The Japanese government has announced that beginning next month it will actively try to hack into its citizens’ internet-connected devices in their homes, reports NHK. Starting in February, the country’s National Institute of Information and Communications Technology will use default passwords and password dictionaries and randomly try to infiltrate 200 million devices in homes across Japan, starting with routers and webcams, before moving on to other smart home “internet of things” devices.
Owners of devices that are successfully breached will be informed they were hacked and urged to change their passwords to something more secure. The hacking program is an initiative aimed at increasing cybersecurity in Japan before the 2020 Olympics and Paralympics in Tokyo next year. In a recent survey, the National Institute of Information and Communications Technology found that 54% of cyberattacks it detected in 2017 were aimed at IoT devices in Japanese homes.

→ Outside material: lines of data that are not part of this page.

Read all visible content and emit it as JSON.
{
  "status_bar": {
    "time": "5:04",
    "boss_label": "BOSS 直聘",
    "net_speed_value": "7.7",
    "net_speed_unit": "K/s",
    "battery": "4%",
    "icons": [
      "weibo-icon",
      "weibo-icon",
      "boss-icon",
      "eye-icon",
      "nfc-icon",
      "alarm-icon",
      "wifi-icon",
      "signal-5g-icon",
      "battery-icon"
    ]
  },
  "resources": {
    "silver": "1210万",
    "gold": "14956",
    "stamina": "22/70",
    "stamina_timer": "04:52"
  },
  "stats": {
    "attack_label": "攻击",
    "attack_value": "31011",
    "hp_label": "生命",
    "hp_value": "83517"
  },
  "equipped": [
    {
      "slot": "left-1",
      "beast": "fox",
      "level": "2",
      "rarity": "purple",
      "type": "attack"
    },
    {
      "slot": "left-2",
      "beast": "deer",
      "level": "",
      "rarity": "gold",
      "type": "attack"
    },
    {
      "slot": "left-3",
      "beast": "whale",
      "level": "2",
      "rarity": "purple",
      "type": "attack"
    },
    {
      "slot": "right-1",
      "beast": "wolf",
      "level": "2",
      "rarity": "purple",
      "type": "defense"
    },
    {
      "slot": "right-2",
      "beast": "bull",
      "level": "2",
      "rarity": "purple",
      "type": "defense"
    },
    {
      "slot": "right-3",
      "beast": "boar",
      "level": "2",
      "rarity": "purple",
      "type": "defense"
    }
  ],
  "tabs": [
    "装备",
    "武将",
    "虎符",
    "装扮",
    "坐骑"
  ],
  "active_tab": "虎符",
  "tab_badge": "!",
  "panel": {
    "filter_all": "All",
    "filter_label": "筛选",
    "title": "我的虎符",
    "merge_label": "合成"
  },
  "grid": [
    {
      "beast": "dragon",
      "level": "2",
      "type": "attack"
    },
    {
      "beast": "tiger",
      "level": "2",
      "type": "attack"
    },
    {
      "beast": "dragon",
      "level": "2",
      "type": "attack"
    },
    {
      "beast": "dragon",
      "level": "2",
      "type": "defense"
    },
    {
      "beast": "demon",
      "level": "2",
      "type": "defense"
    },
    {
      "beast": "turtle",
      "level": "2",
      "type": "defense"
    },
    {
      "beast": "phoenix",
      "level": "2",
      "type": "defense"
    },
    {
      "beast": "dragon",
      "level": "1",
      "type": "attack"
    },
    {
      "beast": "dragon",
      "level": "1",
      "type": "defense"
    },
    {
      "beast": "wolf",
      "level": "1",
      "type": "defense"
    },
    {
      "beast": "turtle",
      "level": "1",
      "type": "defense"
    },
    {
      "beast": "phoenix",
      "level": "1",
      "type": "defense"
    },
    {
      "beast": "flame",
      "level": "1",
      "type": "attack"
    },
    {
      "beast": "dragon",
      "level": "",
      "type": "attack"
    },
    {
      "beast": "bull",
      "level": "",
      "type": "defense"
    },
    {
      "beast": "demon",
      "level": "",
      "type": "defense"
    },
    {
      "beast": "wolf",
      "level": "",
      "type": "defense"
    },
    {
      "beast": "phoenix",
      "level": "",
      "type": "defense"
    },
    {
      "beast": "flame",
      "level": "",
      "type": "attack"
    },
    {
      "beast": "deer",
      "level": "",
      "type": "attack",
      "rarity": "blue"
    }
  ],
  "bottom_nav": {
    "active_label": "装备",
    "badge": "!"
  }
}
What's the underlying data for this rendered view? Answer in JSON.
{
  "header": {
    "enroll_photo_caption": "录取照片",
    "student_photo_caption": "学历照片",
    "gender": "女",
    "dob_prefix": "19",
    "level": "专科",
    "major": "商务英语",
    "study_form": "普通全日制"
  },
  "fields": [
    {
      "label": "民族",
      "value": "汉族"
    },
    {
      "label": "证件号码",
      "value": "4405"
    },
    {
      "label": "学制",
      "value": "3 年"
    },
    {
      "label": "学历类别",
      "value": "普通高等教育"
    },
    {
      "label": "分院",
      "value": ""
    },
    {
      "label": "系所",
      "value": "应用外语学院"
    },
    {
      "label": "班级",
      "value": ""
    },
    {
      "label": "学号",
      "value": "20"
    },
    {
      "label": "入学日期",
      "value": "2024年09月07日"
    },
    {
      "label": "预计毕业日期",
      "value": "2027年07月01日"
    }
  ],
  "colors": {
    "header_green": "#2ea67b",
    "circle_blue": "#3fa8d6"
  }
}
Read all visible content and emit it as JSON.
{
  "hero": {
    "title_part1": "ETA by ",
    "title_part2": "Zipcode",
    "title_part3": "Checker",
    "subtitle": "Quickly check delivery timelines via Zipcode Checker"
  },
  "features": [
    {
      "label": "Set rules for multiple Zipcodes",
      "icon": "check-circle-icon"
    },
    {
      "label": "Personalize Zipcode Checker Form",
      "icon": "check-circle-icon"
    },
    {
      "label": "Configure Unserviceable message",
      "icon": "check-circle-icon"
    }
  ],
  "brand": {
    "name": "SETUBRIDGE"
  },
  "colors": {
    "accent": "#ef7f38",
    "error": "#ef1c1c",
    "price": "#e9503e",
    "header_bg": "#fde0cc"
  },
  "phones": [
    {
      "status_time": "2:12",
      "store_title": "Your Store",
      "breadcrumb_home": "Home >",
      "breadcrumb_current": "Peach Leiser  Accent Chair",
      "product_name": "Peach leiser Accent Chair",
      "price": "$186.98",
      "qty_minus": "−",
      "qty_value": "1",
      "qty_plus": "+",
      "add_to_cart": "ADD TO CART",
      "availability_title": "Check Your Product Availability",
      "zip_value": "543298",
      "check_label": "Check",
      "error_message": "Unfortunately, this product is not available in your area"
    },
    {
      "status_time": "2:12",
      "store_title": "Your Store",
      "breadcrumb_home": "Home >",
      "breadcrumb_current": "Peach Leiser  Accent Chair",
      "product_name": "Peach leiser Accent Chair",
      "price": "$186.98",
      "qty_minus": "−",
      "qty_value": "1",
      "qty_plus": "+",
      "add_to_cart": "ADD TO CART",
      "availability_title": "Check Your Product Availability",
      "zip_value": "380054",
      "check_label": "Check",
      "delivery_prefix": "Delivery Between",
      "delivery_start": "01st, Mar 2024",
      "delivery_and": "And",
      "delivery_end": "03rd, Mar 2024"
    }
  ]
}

However, the hacking initiative has come under criticism. Researchers have said the National Institute of Information and Communications Technology could gain access to people’s webcam images and other data during the hacks, violating a citizen’s right to privacy. It’s also unclear whether the National Institute of Information and Communications Technology will retain any such data and for how long, or how they would protect it to make sure any data gleaned from the test doesn’t fall into the hands of actual hackers.